Ketchum residents and visitors who prefer not to get in taxicabs or limousines driven by people with criminally violent pasts now have one more reason to relax while riding in a Ketchum-licensed cab. The City Council voted Monday to tighten up language in an ordinance that authorizes the Police Department to conduct national background checks on applicants for city cab licenses.
Though the ordinance is not new, and the Police Department has been conducting background checks before approving cab licenses for some time, Police Chief Steve Harkins said at a council meeting Monday that the new language is required by the FBI.
“This is language authorizing Ketchum to do background checks,” he said. “It allows us to do checks in all 50 states.”
Councilwoman Nina Jonas asked if the city had been conducting its screenings illegally up to now. City Attorney Stephanie Bonney said no.
“This just makes it so the FBI can’t say no [to a request from the city for a background check],” Bonney said.
In an interview after the meeting, Bonney said the FBI can still deny a request from the city’s Police Department for a background check, but the new language “makes them happy” and gives them one less reason to not comply.
“In reality, I doubt [the FBI] would check our ordinances first before it provided the check, but it’s still a good idea to be in compliance,” she said. “As for why [it requires this language], the workings of the FBI are kept secret from me.”
In an interview after the meeting, Harkins said the FBI requirement is not new, but Ketchum is amending the ordinance now because the city was previously unaware it needed to specifically authorize the Police Department to conduct the background checks.

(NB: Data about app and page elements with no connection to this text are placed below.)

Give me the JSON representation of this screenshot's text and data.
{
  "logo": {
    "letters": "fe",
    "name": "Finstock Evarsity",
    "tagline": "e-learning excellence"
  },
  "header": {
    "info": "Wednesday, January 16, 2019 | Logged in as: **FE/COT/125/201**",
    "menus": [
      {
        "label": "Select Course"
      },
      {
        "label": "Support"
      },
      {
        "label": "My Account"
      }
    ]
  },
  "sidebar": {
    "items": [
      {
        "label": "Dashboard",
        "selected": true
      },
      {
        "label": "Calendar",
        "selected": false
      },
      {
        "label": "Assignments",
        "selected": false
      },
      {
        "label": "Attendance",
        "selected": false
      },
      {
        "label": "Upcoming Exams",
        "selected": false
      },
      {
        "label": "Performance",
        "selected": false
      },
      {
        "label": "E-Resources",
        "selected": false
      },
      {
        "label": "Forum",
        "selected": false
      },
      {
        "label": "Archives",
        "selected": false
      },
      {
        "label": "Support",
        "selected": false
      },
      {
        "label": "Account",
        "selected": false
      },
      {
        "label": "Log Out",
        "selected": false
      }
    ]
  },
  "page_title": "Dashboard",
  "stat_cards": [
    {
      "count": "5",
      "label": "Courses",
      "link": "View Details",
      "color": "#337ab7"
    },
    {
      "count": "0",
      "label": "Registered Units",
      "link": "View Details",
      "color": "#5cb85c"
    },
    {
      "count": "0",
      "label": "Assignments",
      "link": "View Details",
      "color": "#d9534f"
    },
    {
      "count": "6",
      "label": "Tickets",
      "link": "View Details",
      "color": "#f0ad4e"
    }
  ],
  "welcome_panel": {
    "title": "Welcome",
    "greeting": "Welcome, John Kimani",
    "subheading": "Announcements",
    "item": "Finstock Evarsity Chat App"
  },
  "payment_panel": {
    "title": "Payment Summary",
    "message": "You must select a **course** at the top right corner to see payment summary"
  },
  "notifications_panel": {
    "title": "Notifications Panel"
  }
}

A report by Harkins included in the meeting packet states that the amendment accomplishes the following: First, the ordinance now indicates that the city authorizes applicant fingerprints to be submitted to the FBI. Second, the ordinance now references Idaho law as the authority that permits a local jurisdiction to enact an ordinance authorizing national background checks. Third, the ordinance now states that the city authorizes the police chief to obtain criminal history information for the screening of cab license applicants.

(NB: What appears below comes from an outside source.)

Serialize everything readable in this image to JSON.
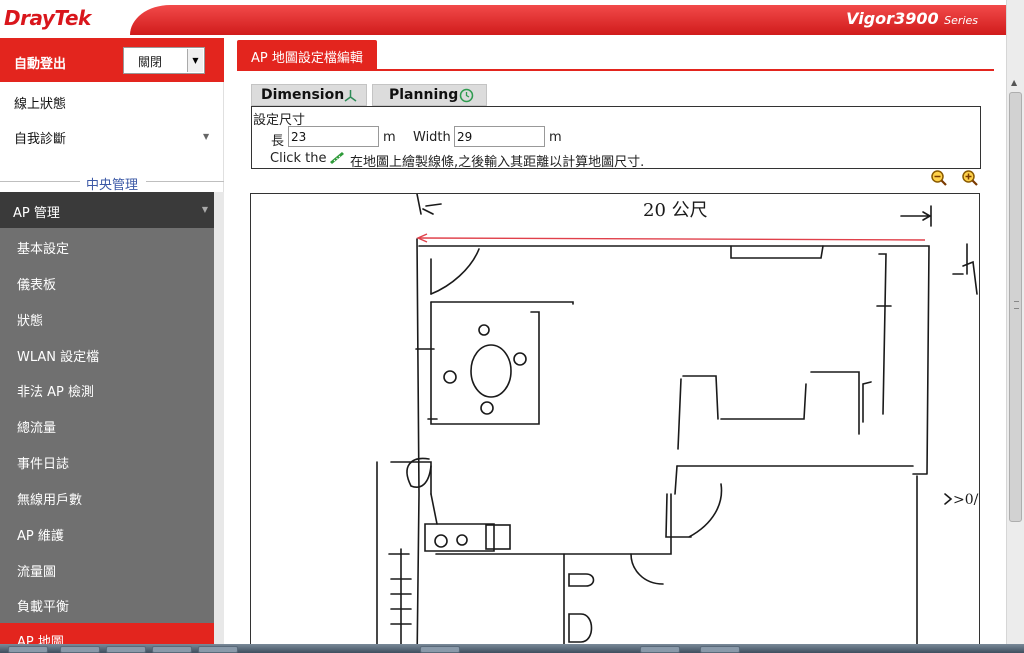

At the meeting, Jonas also asked whether the police are more concerned with discovering violent criminal history or nonviolent criminal history when they conduct the checks.
Harkins said the screenings focus mainly on violent activity.
“It’s a good tool for us to make sure we don’t have violent criminal felons driving cabs,” he said.
Mickey Garcia, a Ketchum resident and former cab driver in the city, agreed. He said cab drivers represent the city to visitors and the city should “look into them more.”
Mayor Randy Hall said that if the city denies a taxi or limousine license to an applicant, the applicant can appeal the decision. He said he did not have any objection to amending the ordinance.
“We want to keep our people safe,” he said.
The amendment passed 3 to 1, with Jonas voting no.
“I guess I just don’t appreciate the connection between criminal history and quality of service,” she said.
Brennan Rego: email@example.com